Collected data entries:
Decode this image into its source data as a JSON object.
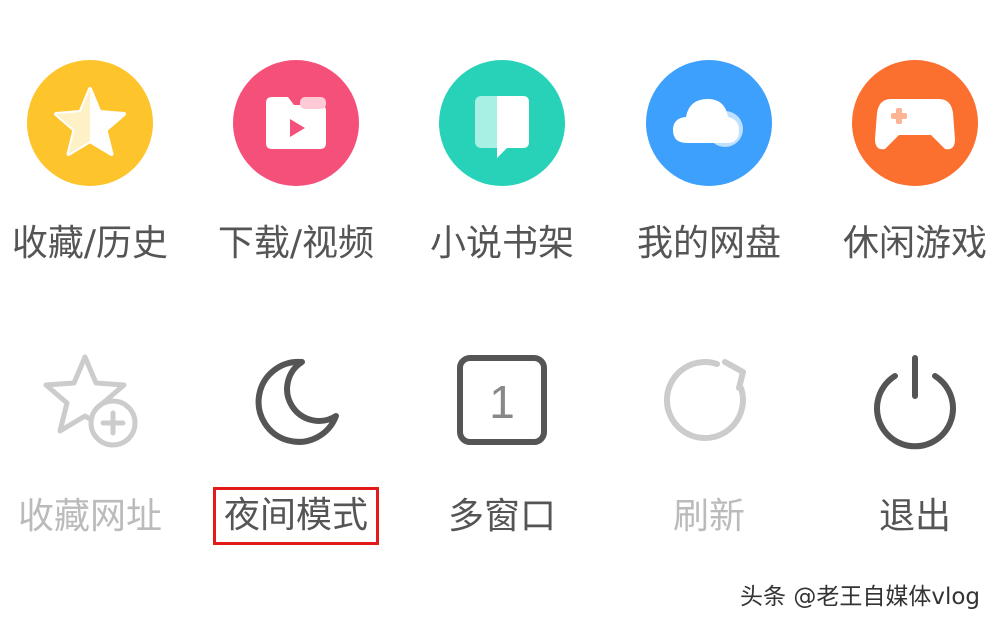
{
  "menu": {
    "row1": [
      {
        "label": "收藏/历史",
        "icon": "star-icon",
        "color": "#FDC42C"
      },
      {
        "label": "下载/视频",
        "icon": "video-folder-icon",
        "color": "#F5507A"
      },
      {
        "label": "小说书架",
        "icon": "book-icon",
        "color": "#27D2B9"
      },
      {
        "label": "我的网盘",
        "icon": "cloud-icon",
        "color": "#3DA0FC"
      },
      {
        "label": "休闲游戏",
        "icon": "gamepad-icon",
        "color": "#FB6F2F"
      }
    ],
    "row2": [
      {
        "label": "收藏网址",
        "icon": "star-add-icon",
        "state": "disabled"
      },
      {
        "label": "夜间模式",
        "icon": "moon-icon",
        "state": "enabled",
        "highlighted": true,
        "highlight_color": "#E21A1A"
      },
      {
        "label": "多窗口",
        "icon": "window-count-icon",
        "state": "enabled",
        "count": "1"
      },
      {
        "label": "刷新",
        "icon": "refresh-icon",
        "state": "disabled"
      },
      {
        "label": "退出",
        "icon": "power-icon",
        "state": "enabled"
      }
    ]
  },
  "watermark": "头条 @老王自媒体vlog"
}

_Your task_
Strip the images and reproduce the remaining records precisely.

_Final answer_
Decode this image into its source data as a JSON object.
{
  "menu": {
    "row1": [
      {
        "label": "收藏/历史",
        "icon": "star-icon",
        "color": "#FDC42C"
      },
      {
        "label": "下载/视频",
        "icon": "video-folder-icon",
        "color": "#F5507A"
      },
      {
        "label": "小说书架",
        "icon": "book-icon",
        "color": "#27D2B9"
      },
      {
        "label": "我的网盘",
        "icon": "cloud-icon",
        "color": "#3DA0FC"
      },
      {
        "label": "休闲游戏",
        "icon": "gamepad-icon",
        "color": "#FB6F2F"
      }
    ],
    "row2": [
      {
        "label": "收藏网址",
        "icon": "star-add-icon",
        "state": "disabled"
      },
      {
        "label": "夜间模式",
        "icon": "moon-icon",
        "state": "enabled",
        "highlighted": true,
        "highlight_color": "#E21A1A"
      },
      {
        "label": "多窗口",
        "icon": "window-count-icon",
        "state": "enabled",
        "count": "1"
      },
      {
        "label": "刷新",
        "icon": "refresh-icon",
        "state": "disabled"
      },
      {
        "label": "退出",
        "icon": "power-icon",
        "state": "enabled"
      }
    ]
  },
  "watermark": "头条 @老王自媒体vlog"
}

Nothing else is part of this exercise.